→ **TASK DESCRIPTION**: With the images removed, reproduce each entry below word for word.

===============

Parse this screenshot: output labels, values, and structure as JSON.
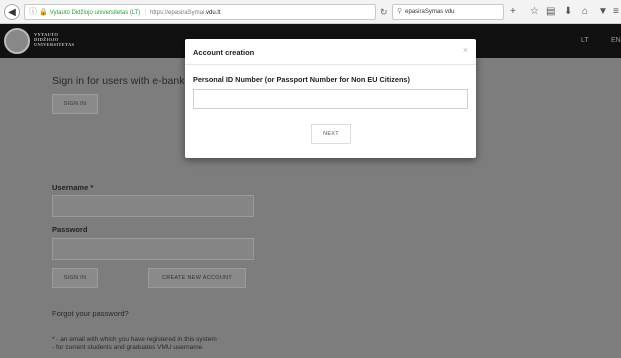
{
  "browser": {
    "site_name": "Vytauto Didžiojo universitetas (LT)",
    "url_prefix": "https://epasiraSymai.",
    "url_domain": "vdu.lt",
    "search_value": "epasiraSymas vdu",
    "icons": [
      "back-icon",
      "info-icon",
      "lock-icon",
      "reload-icon",
      "search-icon",
      "add-tab-icon",
      "star-icon",
      "bookmarks-icon",
      "download-icon",
      "home-icon",
      "pocket-icon",
      "menu-icon"
    ]
  },
  "header": {
    "logo_line1": "VYTAUTO",
    "logo_line2": "DIDŽIOJO",
    "logo_line3": "UNIVERSITETAS",
    "lang_lt": "LT",
    "lang_en": "EN"
  },
  "page": {
    "sso_heading": "Sign in for users with e-banking",
    "sso_button": "SIGN IN",
    "username_label": "Username *",
    "password_label": "Password",
    "signin_button": "SIGN IN",
    "create_button": "CREATE NEW ACCOUNT",
    "forgot": "Forgot your password?",
    "note_line1": "* - an email with which you have registered in this system",
    "note_line2": "- for current students and graduates VMU username"
  },
  "modal": {
    "title": "Account creation",
    "close": "×",
    "field_label": "Personal ID Number (or Passport Number for Non EU Citizens)",
    "field_value": "",
    "next_button": "NEXT"
  },
  "colors": {
    "overlay": "#7d7d7d",
    "header_bg": "#111111",
    "secure_green": "#2e9b39"
  }
}
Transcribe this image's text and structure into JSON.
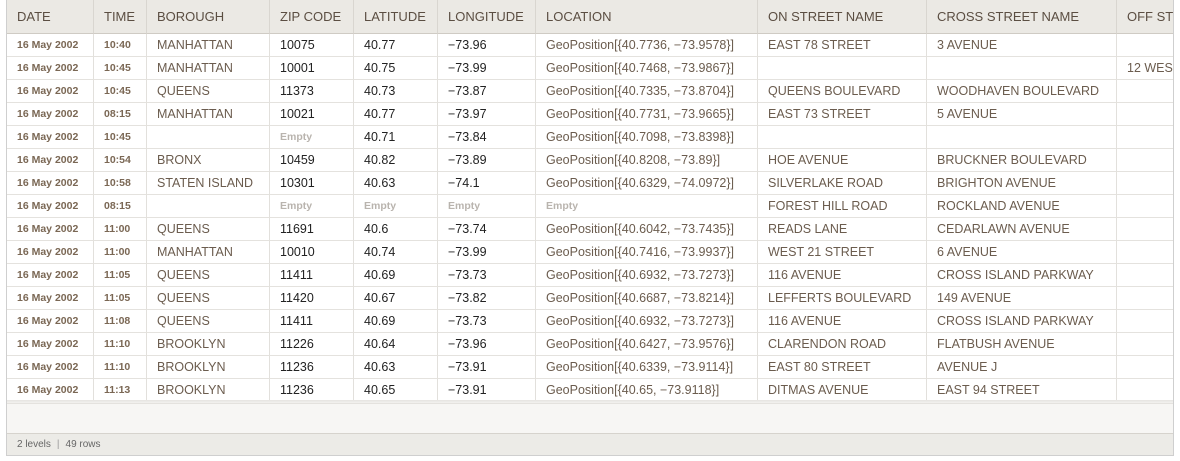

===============

→ **SOLUTION TO THIS PROBLEM**:
Parse this screenshot: output labels, values, and structure as JSON.
{
  "browser": {
    "site_name": "Vytauto Didžiojo universitetas (LT)",
    "url_prefix": "https://epasiraSymai.",
    "url_domain": "vdu.lt",
    "search_value": "epasiraSymas vdu",
    "icons": [
      "back-icon",
      "info-icon",
      "lock-icon",
      "reload-icon",
      "search-icon",
      "add-tab-icon",
      "star-icon",
      "bookmarks-icon",
      "download-icon",
      "home-icon",
      "pocket-icon",
      "menu-icon"
    ]
  },
  "header": {
    "logo_line1": "VYTAUTO",
    "logo_line2": "DIDŽIOJO",
    "logo_line3": "UNIVERSITETAS",
    "lang_lt": "LT",
    "lang_en": "EN"
  },
  "page": {
    "sso_heading": "Sign in for users with e-banking",
    "sso_button": "SIGN IN",
    "username_label": "Username *",
    "password_label": "Password",
    "signin_button": "SIGN IN",
    "create_button": "CREATE NEW ACCOUNT",
    "forgot": "Forgot your password?",
    "note_line1": "* - an email with which you have registered in this system",
    "note_line2": "- for current students and graduates VMU username"
  },
  "modal": {
    "title": "Account creation",
    "close": "×",
    "field_label": "Personal ID Number (or Passport Number for Non EU Citizens)",
    "field_value": "",
    "next_button": "NEXT"
  },
  "colors": {
    "overlay": "#7d7d7d",
    "header_bg": "#111111",
    "secure_green": "#2e9b39"
  }
}
Transcribe this image's text and structure into JSON.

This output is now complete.